  • Confessing God’s goodness in spite of sadness
  • דסֶחֶ (hesed) in verse 5—lovingkindness/covenant faithfulness/God’s track record of mercy
  • “We do not want you to . . . grieve as others do who have no hope” (1 Thessalonians 4:13, NRSV).

Jesus and Sadness:

  • “Jesus wept” (John 11:35).

ANGER—PSALM 22

Sermon Outline

Introduction:

  • Anger—the importance of oneself
  • Anger’s power is checked when we express it appropriately

Dangers:

  • Misplaced—makes others bitter
  • Unresolved—makes oneself bitter “Do not let the sun go down while you are still angry” (Ephesians 4:26).

Process:

  • Acknowledging those responsible for the change
  • Boldness about one’s experience with the change
  • Confession about surviving the change

Jesus and Anger:

  • He lived the command “In your anger do not sin” (Psalm 4:4; Ephesians 4:26).
  • “During the days of Jesus’ life on earth, he offered up prayers and petitions with fervent cries and tears to the one who could save him from death, and he was heard because of his reverent submission” (Hebrews 5:7).

GUILT—PSALM 51

Sermon Outline

Introduction:

  • Guilt—the importance of right and wrong

Process:

  • Acknowledging your responsibility for the loss
  • Being open to God’s discipline
  • Confessing human failure AND God’s grace

Dangers:

  • Misplaced or neurotic guilt
  • Seeking forgiveness without repentance
  • “Blot out all my iniquity.
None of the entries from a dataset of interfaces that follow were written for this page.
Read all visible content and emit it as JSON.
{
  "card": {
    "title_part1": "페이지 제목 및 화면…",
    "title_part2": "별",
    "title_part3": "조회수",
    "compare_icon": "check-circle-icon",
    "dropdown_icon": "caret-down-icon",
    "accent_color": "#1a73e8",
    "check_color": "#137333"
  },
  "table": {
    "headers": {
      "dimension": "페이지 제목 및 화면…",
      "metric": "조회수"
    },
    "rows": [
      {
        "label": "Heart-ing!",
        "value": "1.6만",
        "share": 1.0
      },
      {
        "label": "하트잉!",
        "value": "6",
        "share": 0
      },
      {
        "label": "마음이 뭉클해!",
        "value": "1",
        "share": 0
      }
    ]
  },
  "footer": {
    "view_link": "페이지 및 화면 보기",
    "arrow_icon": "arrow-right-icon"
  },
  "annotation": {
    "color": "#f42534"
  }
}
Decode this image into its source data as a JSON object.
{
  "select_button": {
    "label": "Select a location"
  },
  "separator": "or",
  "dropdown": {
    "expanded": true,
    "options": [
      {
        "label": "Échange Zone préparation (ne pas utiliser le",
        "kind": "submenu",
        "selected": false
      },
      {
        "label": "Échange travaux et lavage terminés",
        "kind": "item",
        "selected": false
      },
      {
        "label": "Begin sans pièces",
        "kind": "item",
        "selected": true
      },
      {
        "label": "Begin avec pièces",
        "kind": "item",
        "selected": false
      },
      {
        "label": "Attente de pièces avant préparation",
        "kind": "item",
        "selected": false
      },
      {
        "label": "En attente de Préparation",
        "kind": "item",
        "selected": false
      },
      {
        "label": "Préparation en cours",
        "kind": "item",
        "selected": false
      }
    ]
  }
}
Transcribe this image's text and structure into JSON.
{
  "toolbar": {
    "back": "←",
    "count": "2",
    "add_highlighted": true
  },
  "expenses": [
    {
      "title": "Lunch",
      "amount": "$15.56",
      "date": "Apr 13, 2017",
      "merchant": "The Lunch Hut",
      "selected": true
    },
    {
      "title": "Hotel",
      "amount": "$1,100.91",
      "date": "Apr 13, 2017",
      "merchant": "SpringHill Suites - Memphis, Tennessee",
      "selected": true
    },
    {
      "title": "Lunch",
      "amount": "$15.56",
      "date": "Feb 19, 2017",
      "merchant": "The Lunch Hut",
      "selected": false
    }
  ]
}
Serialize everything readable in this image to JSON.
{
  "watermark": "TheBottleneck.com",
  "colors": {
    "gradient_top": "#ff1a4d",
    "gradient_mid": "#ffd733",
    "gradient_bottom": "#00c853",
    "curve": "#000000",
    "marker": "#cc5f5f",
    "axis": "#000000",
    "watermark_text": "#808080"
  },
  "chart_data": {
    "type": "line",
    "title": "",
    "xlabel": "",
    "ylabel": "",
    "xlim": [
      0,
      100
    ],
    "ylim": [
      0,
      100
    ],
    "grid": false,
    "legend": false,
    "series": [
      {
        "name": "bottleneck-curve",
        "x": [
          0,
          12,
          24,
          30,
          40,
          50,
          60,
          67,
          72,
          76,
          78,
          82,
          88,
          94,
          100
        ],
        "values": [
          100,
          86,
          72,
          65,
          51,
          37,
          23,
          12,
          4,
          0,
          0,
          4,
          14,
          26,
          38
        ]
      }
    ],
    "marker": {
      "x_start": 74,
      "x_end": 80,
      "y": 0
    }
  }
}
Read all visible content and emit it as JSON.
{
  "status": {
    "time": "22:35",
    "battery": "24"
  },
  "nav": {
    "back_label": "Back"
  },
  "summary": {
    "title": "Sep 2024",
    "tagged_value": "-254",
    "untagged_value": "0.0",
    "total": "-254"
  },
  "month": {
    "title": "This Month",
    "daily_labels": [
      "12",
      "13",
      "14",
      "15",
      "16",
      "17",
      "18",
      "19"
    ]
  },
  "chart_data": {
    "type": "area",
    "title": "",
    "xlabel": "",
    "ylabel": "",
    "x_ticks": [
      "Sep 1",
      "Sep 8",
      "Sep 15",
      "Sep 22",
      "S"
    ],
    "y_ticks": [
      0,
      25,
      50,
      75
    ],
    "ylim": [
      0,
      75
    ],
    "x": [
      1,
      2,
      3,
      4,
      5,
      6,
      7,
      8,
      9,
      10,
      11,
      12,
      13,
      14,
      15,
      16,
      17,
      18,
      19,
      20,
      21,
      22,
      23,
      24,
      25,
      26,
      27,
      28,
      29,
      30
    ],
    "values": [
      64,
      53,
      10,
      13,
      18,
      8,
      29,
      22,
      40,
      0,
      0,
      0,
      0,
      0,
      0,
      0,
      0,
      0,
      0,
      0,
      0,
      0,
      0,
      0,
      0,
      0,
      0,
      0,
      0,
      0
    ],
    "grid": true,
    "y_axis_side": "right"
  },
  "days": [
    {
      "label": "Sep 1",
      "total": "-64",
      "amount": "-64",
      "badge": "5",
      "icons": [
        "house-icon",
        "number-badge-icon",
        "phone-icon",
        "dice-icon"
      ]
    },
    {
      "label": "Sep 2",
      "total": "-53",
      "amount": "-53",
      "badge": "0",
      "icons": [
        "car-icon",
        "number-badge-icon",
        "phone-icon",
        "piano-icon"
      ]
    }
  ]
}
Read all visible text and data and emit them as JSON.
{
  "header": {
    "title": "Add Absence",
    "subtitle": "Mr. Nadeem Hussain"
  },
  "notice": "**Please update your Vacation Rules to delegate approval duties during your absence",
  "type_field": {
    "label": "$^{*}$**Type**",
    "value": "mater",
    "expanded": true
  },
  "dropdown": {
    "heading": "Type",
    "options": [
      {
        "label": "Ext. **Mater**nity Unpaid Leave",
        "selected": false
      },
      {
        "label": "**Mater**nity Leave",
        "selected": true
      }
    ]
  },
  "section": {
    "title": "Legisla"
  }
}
Create in me a clean heart” (Psalm 51:9–10). [“Change me!”]
  • Underestimating God’s grace, overestimating sin “There is nothing we can do to make God love us more and nothing we can do to make God love us less” (Philip Yancey, What’s So Amazing About Grace?)

SHAME—PSALM 88

Sermon Outline

Introduction:

  • Shame—the importance of integrity/being whole
  • Psalm 88—incomplete lament—no enemy, no admission of guilt, no expression of trust in God:
    “Psalm 88 is that member of the family nobody knows what to do with. He’s at all the family reunions, and his name comes up in all the jovial stories, but nobody wants to get caught alone with him in the living room. He’s awkward . . . irrational . . . strange. So he sits there and everyone goes outside and explains why he’s so strange and how he fits into the whole family dynamic. But nobody takes the time to really listen to strangeness and let him explain himself, and maybe change how everyone else views the family” (excerpt from “Psalm 88: Going to Hell,” Isaac Villegas, bit.ly/2JbJyfT).
  • Shame is that part of the grieving process that nobody seems to know what to do with.

Process:

  • Admitting you cannot hide your shame from God
  • Bargaining with God to take shame away
  • Crying out to God that your shame makes you lonely

Jesus and Shame:

  • “‘My Father, if it is not possible for this cup to be taken away unless I drink it, may your will be done’” (Matthew 26:42).

FEAR—PSALM 137

Sermon Outline

Introduction:

  • Fear—the importance of the future:
    “We would rather grieve than fight the battle of coping with new situations. Grieving is painful, but not as painful as having to face entirely new decisions every hour. We are more comfortable in our grief than in the new unpredictable world. We want to stay with the familiar” (Granger E. Westberg, Good Grief: A Constructive Approach to the Problem of Loss).

Psalm 137

  • The psalm of two opposite places. Jerusalem symbolizes refuge for God’s people; Babylon represents the place where humans attempted self-sufficiency.
  • While stuck in grief, the psalmist (and God!) gives words to our raw, unrestrained fears

Process:

  • Cry out to God honestly about your fear of what may come
  • We fear so badly we hope for the unspeakable!
  • Be specific as you share the depth of your fear
  • We fear betraying our prior but no longer keepable loyalties!
  • Ask God to hold the memory of your fear, to take it from you.

“‘Rejoice over her, you heavens! Rejoice, you people of God! Rejoice, apostles and prophets! For God has judged her [Babylon] with the judgment she imposed on you.’ Then a mighty angel picked up a boulder the size of a large millstone and threw it into the sea, and said: ‘With such violence the great city of Babylon will be thrown down, never to be found again’” (Revelation 18:20–21).